I don’t know about you, but my mind is usually Grand Central Station at rush hour, thoughts hurrying by like people with their heads down late for their train. Where do they come from? Where are they going? Who sent them? Such questions have been the stuff of Hindu and Buddhist investigation for millennium and as anyone who has ever tried to meditate can tell you, when you make the time and space to actually notice what’s going on in your head, it’s worse than you thought. At the beginning of a meditation retreat, it’s even busier than Grand Central, more like the L.A. freeway. But for me, sometime around the fifth day, I find myself for a moment on a lonely country road and have even managed to get out of the car, inhale some fresh air and sit down for a moment of genuine peace and tranquility.
In my life as an artistic teacher and pedagogical artist, my goal is not to stop the flow of thoughts, but to disintuish between them and note when a worthy one passes through. I know this is Buddhist blasphemy to discriminate like this, but it is the practice of the artist to stay alert to visitations from the Muse. Because my answer to where thoughts come from definitely includes a voice from somewhere else that calls to you. Not a general you, but a specific you who is partner to a presence from some other world. The Greeks used to call it the Daimon, your invisible twin who shadows you through life and tries to guide you to fulfill your particular image and destiny. Yeat’s captures that image beautifully: “It had become a glimmering girl, who called me by my name and ran, and faded through the brightening air…” The detail of calling his specific name is significant, as is the fact that she ran away and faded out of sight.
Yeats continues with “…I will find where she has gone and kiss her lips and take her hands… “ suggesting that when you hear a call like this, you would do well to pay attention. Not only in the sense of dedicating your life to search, but also suggesting that in each visit, no matter how small or big, you stop what you’re doing and pay attention.
For example, I was improvising on a tune on the piano the other day and hit on a little phrase that caught my ear. I repeated it many times until I remembered it and then decided to write it down.

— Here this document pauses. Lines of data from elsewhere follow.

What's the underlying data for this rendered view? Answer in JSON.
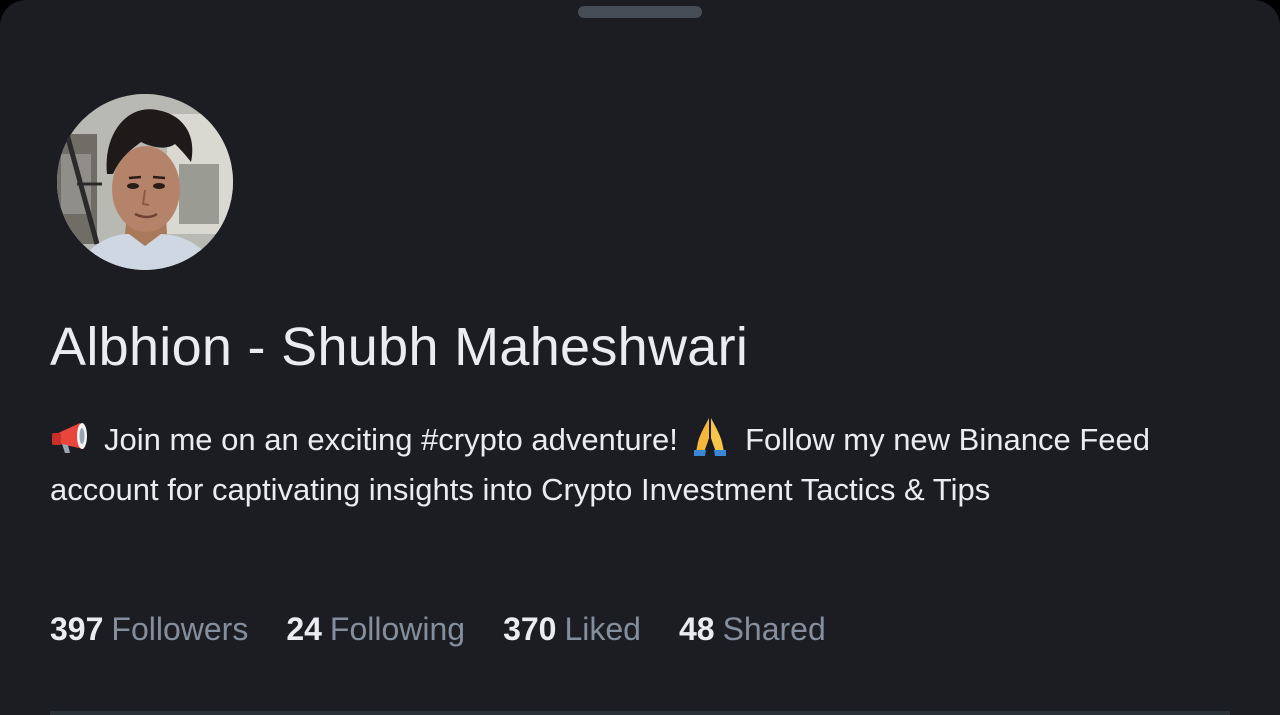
{
  "profile": {
    "name": "Albhion - Shubh Maheshwari",
    "bio": {
      "lead_icon": "megaphone-icon",
      "part1": "Join me on an exciting #crypto adventure!",
      "mid_icon": "folded-hands-icon",
      "part2": "Follow my new Binance Feed account for captivating insights into Crypto Investment Tactics & Tips"
    }
  },
  "stats": [
    {
      "value": "397",
      "label": "Followers"
    },
    {
      "value": "24",
      "label": "Following"
    },
    {
      "value": "370",
      "label": "Liked"
    },
    {
      "value": "48",
      "label": "Shared"
    }
  ],
  "colors": {
    "background": "#1b1d23",
    "primary_text": "#eaecef",
    "secondary_text": "#848e9c",
    "handle": "#474d57"
  }
}
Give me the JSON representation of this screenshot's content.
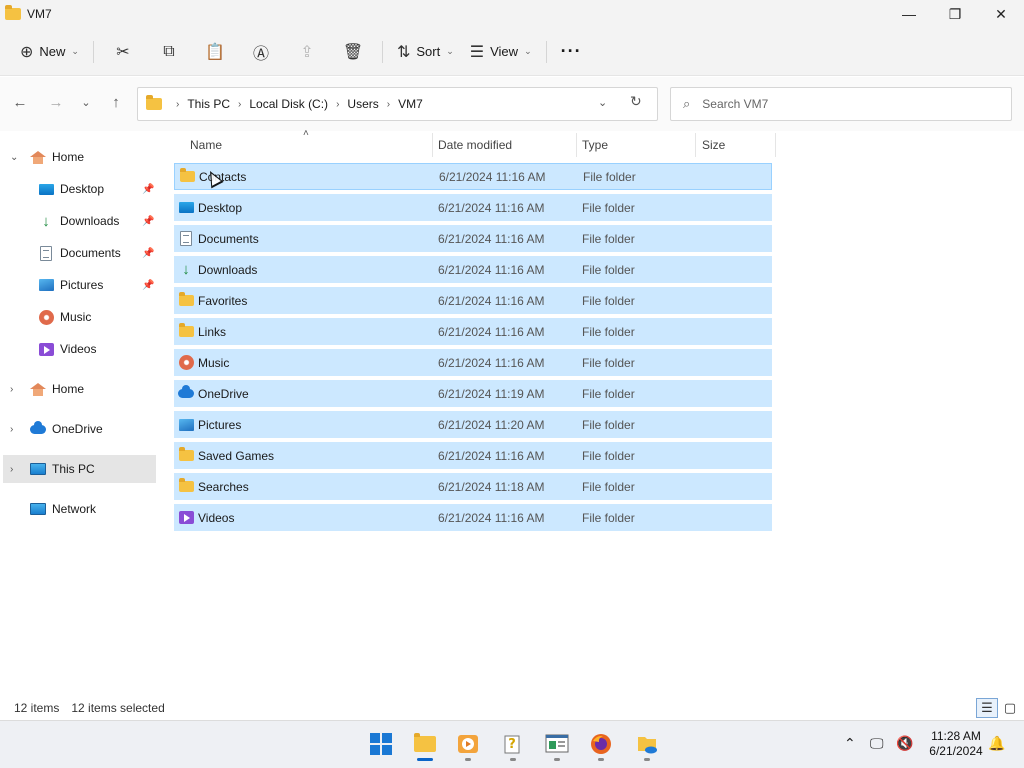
{
  "window": {
    "title": "VM7",
    "minimize": "—",
    "maximize": "❐",
    "close": "✕"
  },
  "commands": {
    "new_label": "New",
    "sort_label": "Sort",
    "view_label": "View",
    "more_label": "···"
  },
  "address": {
    "crumbs": [
      "This PC",
      "Local Disk (C:)",
      "Users",
      "VM7"
    ]
  },
  "search": {
    "placeholder": "Search VM7"
  },
  "nav": {
    "quick_access": {
      "label": "Home",
      "items": [
        {
          "label": "Desktop",
          "icon": "desktop-icon",
          "pinned": true
        },
        {
          "label": "Downloads",
          "icon": "downloads-icon",
          "pinned": true
        },
        {
          "label": "Documents",
          "icon": "documents-icon",
          "pinned": true
        },
        {
          "label": "Pictures",
          "icon": "pictures-icon",
          "pinned": true
        },
        {
          "label": "Music",
          "icon": "music-icon",
          "pinned": false
        },
        {
          "label": "Videos",
          "icon": "videos-icon",
          "pinned": false
        }
      ]
    },
    "home2": "Home",
    "onedrive": "OneDrive",
    "thispc": "This PC",
    "network": "Network"
  },
  "columns": {
    "name": "Name",
    "date": "Date modified",
    "type": "Type",
    "size": "Size"
  },
  "files": [
    {
      "name": "Contacts",
      "date": "6/21/2024 11:16 AM",
      "type": "File folder",
      "icon": "folder-icon"
    },
    {
      "name": "Desktop",
      "date": "6/21/2024 11:16 AM",
      "type": "File folder",
      "icon": "desktop-icon"
    },
    {
      "name": "Documents",
      "date": "6/21/2024 11:16 AM",
      "type": "File folder",
      "icon": "documents-icon"
    },
    {
      "name": "Downloads",
      "date": "6/21/2024 11:16 AM",
      "type": "File folder",
      "icon": "downloads-icon"
    },
    {
      "name": "Favorites",
      "date": "6/21/2024 11:16 AM",
      "type": "File folder",
      "icon": "folder-icon"
    },
    {
      "name": "Links",
      "date": "6/21/2024 11:16 AM",
      "type": "File folder",
      "icon": "folder-icon"
    },
    {
      "name": "Music",
      "date": "6/21/2024 11:16 AM",
      "type": "File folder",
      "icon": "music-icon"
    },
    {
      "name": "OneDrive",
      "date": "6/21/2024 11:19 AM",
      "type": "File folder",
      "icon": "onedrive-icon"
    },
    {
      "name": "Pictures",
      "date": "6/21/2024 11:20 AM",
      "type": "File folder",
      "icon": "pictures-icon"
    },
    {
      "name": "Saved Games",
      "date": "6/21/2024 11:16 AM",
      "type": "File folder",
      "icon": "folder-icon"
    },
    {
      "name": "Searches",
      "date": "6/21/2024 11:18 AM",
      "type": "File folder",
      "icon": "folder-icon"
    },
    {
      "name": "Videos",
      "date": "6/21/2024 11:16 AM",
      "type": "File folder",
      "icon": "videos-icon"
    }
  ],
  "status": {
    "count": "12 items",
    "selected": "12 items selected"
  },
  "clock": {
    "time": "11:28 AM",
    "date": "6/21/2024"
  },
  "colors": {
    "selection": "#cce8ff",
    "selection_border": "#99d1ff",
    "accent": "#0a64c8"
  }
}
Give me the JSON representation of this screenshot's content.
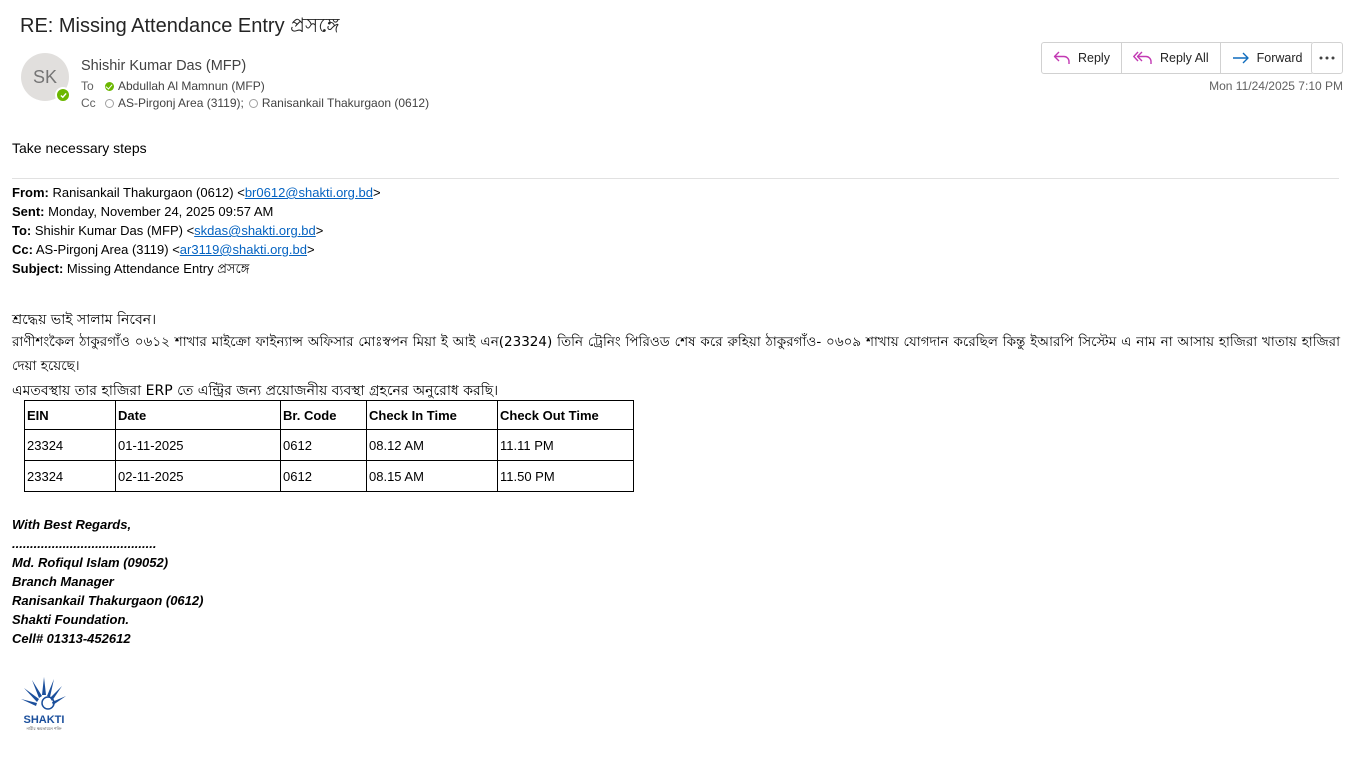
{
  "subject": "RE: Missing Attendance Entry প্রসঙ্গে",
  "sender": {
    "initials": "SK",
    "name": "Shishir Kumar Das (MFP)"
  },
  "to": {
    "label": "To",
    "recipients": [
      "Abdullah Al Mamnun (MFP)"
    ]
  },
  "cc": {
    "label": "Cc",
    "recipients": [
      "AS-Pirgonj Area (3119);",
      "Ranisankail Thakurgaon (0612)"
    ]
  },
  "actions": {
    "reply": "Reply",
    "reply_all": "Reply All",
    "forward": "Forward"
  },
  "timestamp": "Mon 11/24/2025 7:10 PM",
  "reply_body": "Take necessary steps",
  "original": {
    "from_label": "From:",
    "from_text": "Ranisankail Thakurgaon (0612) <",
    "from_email": "br0612@shakti.org.bd",
    "from_close": ">",
    "sent_label": "Sent:",
    "sent_text": "Monday, November 24, 2025 09:57 AM",
    "to_label": "To:",
    "to_text": "Shishir Kumar Das (MFP) <",
    "to_email": "skdas@shakti.org.bd",
    "to_close": ">",
    "cc_label": "Cc:",
    "cc_text": "AS-Pirgonj Area (3119) <",
    "cc_email": "ar3119@shakti.org.bd",
    "cc_close": ">",
    "subject_label": "Subject:",
    "subject_text": "Missing Attendance Entry প্রসঙ্গে"
  },
  "bengali": {
    "greeting": "শ্রদ্ধেয় ভাই সালাম নিবেন।",
    "paragraph": "রাণীশংকৈল ঠাকুরগাঁও ০৬১২ শাখার  মাইক্রো ফাইন্যান্স অফিসার মোঃস্বপন মিয়া ই আই এন(23324) তিনি ট্রেনিং পিরিওড শেষ করে রুহিয়া ঠাকুরগাঁও- ০৬০৯ শাখায় যোগদান করেছিল কিন্তু ইআরপি সিস্টেম এ নাম না আসায় হাজিরা খাতায় হাজিরা দেয়া হয়েছে।",
    "request": "এমতবস্থায় তার হাজিরা ERP তে এন্ট্রির জন্য প্রয়োজনীয় ব্যবস্থা গ্রহনের অনুরোধ করছি।"
  },
  "table": {
    "headers": [
      "EIN",
      "Date",
      "Br. Code",
      "Check In Time",
      "Check Out Time"
    ],
    "rows": [
      [
        "23324",
        "01-11-2025",
        "0612",
        "08.12 AM",
        "11.11 PM"
      ],
      [
        "23324",
        "02-11-2025",
        "0612",
        "08.15 AM",
        "11.50 PM"
      ]
    ]
  },
  "signature": {
    "regards": "With Best Regards,",
    "dots": "........................................",
    "name": "Md. Rofiqul Islam (09052)",
    "title": "Branch Manager",
    "branch": "Ranisankail Thakurgaon (0612)",
    "org": "Shakti Foundation.",
    "cell": "Cell# 01313-452612"
  },
  "logo": {
    "text": "SHAKTI",
    "tagline": "নারীর ক্ষমতায়নে শক্তি"
  },
  "colors": {
    "link": "#0563c1",
    "presence": "#6bb700",
    "reply_icon": "#c239b3",
    "forward_icon": "#0f6cbd"
  },
  "icons": [
    "reply-icon",
    "reply-all-icon",
    "forward-icon",
    "more-icon",
    "presence-available-icon"
  ]
}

It was a big deal, because I had to interrupt my playing, find manuscript paper, get a pencil sharp enough to write and notate what I played. From there, it seemed logical to keep developing it and before I knew it, I had written a little jazz tune. It sounds like a jazz standard from the 30’s or 40’s and for all I know, it could be! Sometimes the Muse appears to be delivering original material when it fact it is the distant echo made audible of a tune you’ve heard before but forgotten you knew! But at any rate, I had myself a little composition, which surprised me because it has been years since I attempted to compose something other than a nursery rhyme arrangement for kids.
Now on another day, I might have decided not to write it down, thinking I’d remember it or an equally inspired theme would come my way. But it ain’t true. The Muse is merciless—if you don’t grab the opportunity in the moment, it’s not going to come again. Well, yes, something else might, but you will have lost that particular combination of words or tones or dance gestures and that is a loss indeed. That’s why I’ve carried a $.99 Mead Memo book in my front pocket these past twenty years or so. From front to back is the list of things I need to do, from back to front, those inspired ideas or phrases that visit at the most inconvenient times. (In the British Museum are Paul McCartney’s first-draft lyrics to Yesterday written on a piece of scrap paper. I’m sure others have a collection of restaurant napkins or paper towels with brilliant things scribbled on them.)
Of course, writing it down is just the first step. Then comes the next task of shaping it into form, editing, revising, bringing it to a full-blown creation. No wonder there are so few artists in the world! Everyone has an artistic possibility, but to be at the mercy of your Muse and do all the work necessary to attend to the moment of inspiration requires a dedication and commitment that must be carefully chosen. And I recognize that one reason not to choose it is you’re following the scientific inspiration or new business model or new insight as to how to nurture your family. It’s a long list of human potential to choose from. But no matter what your passion or craft, pay attention to those light-bulb moments and write it down!
Now just yesterday, I had the most amazing idea for a blog, but since I didn’t write it down, I got stuck with this.